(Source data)
━━━━━━━━━━━━━━━━━━━━━━━━━━━━━━
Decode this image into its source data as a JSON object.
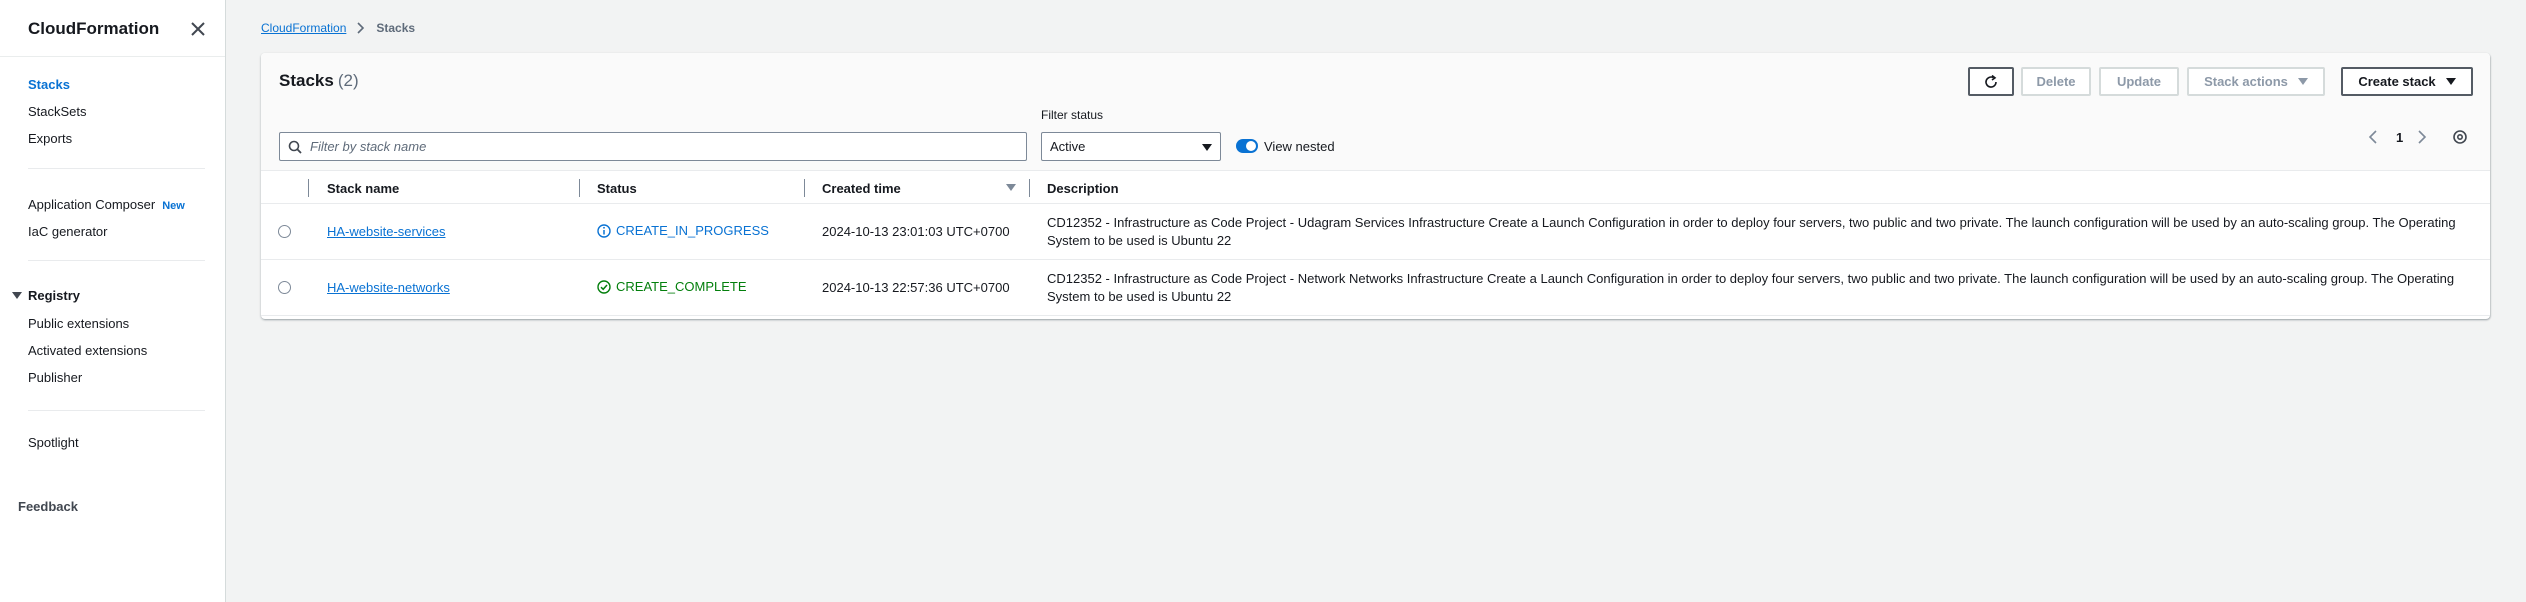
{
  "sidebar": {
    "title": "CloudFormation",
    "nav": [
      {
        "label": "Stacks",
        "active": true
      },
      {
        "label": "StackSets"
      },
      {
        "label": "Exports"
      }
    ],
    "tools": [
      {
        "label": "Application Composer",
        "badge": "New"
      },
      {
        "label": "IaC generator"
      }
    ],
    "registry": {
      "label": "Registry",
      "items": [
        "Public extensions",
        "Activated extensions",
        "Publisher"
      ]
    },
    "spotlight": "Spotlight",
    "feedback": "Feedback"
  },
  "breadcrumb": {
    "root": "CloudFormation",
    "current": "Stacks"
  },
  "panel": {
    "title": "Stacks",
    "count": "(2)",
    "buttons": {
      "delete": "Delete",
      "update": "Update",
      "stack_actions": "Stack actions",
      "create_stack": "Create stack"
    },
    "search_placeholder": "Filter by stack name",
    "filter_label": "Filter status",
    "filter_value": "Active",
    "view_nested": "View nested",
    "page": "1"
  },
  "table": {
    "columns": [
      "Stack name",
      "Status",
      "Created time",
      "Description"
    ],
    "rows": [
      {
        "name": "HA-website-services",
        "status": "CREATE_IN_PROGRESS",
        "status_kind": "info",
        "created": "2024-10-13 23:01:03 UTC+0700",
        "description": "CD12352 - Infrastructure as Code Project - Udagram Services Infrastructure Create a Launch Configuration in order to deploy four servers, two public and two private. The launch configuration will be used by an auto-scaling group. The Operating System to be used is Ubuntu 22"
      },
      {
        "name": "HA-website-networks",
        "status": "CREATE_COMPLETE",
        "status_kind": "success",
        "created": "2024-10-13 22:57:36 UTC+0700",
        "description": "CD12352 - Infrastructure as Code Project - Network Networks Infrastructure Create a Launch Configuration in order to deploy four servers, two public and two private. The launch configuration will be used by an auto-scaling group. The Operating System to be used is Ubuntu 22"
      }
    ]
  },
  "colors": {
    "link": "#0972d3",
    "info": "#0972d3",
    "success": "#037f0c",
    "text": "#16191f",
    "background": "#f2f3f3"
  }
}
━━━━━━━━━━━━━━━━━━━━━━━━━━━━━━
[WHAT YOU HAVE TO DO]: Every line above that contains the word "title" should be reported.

[SOLUTION FOR THIS TASK]:
    "title": "CloudFormation",
    "title": "Stacks",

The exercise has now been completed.